__Task instructions__
Look through the data below. Show each line where the string "下次下载用户程序时" occurs.

Interface dataset entries:
+ + + + + + +
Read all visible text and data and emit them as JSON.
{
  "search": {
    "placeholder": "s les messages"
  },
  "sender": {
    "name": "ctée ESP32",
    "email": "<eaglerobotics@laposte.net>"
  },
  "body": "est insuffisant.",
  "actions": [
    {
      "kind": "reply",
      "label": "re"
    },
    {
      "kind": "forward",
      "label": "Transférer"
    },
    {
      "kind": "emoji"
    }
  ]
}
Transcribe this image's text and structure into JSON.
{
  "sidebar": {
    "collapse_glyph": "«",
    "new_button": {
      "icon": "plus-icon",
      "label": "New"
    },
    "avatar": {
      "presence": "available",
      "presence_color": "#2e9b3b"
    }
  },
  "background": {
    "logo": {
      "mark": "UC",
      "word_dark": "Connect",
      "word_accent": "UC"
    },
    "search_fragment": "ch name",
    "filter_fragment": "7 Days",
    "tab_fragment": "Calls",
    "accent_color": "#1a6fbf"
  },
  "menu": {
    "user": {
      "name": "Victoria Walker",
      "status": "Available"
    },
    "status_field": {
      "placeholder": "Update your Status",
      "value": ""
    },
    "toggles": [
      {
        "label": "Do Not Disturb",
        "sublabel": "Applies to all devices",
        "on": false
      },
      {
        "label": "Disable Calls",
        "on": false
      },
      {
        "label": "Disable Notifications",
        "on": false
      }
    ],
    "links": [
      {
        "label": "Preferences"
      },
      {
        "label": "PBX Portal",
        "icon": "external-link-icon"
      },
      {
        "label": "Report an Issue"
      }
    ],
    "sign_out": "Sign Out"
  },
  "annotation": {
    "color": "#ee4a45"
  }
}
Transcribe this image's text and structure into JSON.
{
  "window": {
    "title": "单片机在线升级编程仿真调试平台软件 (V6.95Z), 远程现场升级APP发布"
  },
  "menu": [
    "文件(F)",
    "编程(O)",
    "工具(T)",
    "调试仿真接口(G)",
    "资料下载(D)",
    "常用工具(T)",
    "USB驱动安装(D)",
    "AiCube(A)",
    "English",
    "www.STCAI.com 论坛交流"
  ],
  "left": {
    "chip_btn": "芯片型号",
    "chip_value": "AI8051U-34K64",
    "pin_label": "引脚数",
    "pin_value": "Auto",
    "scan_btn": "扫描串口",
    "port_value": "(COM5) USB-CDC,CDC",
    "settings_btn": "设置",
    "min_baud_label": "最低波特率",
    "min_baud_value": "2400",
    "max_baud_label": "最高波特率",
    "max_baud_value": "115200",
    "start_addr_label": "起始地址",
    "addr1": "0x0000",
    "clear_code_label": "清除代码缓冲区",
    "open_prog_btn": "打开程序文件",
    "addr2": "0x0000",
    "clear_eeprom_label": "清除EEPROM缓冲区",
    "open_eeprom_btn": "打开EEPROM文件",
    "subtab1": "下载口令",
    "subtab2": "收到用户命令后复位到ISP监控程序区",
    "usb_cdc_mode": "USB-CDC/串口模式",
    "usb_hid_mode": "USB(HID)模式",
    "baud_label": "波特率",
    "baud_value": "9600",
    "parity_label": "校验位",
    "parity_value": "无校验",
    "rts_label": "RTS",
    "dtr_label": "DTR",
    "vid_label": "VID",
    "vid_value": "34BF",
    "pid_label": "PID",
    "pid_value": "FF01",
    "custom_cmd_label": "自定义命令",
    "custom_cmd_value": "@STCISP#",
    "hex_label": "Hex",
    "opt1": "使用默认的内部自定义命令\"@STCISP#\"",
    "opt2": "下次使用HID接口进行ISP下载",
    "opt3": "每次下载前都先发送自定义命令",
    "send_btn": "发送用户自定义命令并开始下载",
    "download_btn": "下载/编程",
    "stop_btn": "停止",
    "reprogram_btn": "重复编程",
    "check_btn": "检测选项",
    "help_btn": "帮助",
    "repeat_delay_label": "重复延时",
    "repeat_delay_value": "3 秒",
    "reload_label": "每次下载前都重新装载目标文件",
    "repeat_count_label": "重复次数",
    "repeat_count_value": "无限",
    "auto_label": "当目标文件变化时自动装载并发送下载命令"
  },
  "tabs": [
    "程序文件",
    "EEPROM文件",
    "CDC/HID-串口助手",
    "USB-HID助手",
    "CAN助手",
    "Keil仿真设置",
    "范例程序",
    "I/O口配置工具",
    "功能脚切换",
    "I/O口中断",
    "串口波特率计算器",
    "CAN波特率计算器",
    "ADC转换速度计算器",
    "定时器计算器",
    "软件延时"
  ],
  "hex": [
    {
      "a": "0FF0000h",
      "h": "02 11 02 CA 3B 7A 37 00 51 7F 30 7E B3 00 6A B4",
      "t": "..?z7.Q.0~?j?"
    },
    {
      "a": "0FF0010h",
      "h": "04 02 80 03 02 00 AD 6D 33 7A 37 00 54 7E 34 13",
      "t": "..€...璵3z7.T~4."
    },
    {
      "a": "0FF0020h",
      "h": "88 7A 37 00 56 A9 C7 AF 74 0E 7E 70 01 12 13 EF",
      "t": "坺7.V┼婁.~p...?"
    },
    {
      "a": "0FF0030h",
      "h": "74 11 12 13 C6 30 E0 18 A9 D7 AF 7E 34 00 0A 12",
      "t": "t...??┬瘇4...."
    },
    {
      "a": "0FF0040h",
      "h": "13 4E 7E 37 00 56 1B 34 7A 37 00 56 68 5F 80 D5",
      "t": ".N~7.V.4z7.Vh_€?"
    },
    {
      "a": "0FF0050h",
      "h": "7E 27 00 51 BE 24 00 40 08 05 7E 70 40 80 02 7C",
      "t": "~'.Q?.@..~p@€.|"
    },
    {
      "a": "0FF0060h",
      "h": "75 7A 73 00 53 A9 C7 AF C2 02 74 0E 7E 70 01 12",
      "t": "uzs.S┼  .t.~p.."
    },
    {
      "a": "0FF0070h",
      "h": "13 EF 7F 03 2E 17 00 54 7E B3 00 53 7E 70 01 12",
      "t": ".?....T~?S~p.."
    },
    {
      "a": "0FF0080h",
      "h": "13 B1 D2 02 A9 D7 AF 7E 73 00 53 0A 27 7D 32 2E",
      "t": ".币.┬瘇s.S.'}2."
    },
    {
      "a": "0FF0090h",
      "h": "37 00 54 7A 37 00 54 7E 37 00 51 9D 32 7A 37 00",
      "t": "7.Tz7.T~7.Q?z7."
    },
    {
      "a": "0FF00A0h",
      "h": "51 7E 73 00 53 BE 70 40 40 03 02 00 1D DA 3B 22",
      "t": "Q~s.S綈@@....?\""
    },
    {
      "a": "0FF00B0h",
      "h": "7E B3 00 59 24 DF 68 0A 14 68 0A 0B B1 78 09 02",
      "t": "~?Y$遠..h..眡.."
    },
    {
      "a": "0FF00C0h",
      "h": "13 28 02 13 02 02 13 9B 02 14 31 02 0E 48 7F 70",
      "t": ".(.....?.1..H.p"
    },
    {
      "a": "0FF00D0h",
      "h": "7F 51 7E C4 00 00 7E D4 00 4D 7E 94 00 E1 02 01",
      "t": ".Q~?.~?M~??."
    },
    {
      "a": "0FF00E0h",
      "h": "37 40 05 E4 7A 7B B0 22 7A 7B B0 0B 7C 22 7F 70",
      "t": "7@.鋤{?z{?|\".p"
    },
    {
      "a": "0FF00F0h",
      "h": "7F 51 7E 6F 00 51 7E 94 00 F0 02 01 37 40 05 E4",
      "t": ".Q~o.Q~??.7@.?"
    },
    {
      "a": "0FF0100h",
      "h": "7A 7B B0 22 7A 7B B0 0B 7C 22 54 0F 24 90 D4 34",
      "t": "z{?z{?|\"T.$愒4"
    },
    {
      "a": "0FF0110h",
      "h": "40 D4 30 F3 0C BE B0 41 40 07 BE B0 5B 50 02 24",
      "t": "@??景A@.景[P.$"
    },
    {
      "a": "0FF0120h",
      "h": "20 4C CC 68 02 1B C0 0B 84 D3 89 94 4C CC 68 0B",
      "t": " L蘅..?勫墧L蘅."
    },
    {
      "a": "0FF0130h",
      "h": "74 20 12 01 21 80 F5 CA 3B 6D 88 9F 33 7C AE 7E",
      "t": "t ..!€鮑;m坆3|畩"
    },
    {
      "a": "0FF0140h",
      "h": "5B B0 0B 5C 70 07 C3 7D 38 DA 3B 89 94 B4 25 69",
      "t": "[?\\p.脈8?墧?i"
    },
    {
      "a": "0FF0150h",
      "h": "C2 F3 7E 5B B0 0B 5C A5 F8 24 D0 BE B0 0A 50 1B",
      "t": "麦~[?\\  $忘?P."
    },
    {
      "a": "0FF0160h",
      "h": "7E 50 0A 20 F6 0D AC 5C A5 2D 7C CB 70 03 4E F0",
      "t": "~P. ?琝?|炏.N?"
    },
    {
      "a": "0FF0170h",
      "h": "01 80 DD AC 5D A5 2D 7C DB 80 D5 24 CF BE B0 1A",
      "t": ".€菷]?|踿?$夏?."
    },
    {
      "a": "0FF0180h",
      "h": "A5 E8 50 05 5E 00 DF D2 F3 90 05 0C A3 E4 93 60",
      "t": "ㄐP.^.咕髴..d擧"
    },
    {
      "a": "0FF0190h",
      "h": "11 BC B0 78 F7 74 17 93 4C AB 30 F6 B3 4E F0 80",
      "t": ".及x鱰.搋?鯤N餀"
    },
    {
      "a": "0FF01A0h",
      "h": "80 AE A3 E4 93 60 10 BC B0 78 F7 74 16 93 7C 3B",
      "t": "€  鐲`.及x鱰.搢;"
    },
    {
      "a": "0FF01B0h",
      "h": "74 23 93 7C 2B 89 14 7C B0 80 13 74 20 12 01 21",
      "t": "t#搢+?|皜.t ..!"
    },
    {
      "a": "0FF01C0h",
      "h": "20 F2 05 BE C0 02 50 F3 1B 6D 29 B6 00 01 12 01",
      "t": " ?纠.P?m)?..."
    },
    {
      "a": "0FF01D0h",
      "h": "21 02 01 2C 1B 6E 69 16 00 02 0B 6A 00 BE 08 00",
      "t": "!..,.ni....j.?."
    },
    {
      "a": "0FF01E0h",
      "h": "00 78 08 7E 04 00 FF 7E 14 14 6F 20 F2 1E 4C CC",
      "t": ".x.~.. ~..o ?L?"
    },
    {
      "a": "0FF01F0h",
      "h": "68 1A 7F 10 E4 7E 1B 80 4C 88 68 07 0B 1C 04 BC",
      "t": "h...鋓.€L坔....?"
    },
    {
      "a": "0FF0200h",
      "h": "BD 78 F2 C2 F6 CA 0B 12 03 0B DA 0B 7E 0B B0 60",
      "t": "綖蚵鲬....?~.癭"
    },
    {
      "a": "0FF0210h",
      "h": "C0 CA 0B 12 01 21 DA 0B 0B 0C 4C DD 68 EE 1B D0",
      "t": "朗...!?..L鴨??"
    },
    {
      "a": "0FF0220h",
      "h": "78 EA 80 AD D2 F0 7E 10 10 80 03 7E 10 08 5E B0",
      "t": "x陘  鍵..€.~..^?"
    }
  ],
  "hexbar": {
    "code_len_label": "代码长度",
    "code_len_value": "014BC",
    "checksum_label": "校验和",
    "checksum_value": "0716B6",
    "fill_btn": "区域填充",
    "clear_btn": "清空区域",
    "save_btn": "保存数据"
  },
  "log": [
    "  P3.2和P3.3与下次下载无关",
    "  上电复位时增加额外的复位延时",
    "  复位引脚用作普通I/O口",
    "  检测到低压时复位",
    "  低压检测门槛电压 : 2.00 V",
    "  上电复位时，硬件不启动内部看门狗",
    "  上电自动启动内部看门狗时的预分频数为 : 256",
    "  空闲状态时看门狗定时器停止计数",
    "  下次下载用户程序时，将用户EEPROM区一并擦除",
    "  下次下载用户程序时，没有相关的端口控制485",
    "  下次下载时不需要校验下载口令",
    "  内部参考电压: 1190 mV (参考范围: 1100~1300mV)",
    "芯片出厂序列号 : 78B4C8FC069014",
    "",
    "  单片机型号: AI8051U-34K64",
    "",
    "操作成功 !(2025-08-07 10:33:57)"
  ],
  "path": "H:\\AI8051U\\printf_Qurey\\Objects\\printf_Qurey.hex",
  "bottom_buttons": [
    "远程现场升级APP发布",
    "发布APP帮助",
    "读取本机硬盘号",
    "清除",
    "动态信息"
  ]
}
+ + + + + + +
__Response__
    "  下次下载用户程序时，将用户EEPROM区一并擦除",
    "  下次下载用户程序时，没有相关的端口控制485",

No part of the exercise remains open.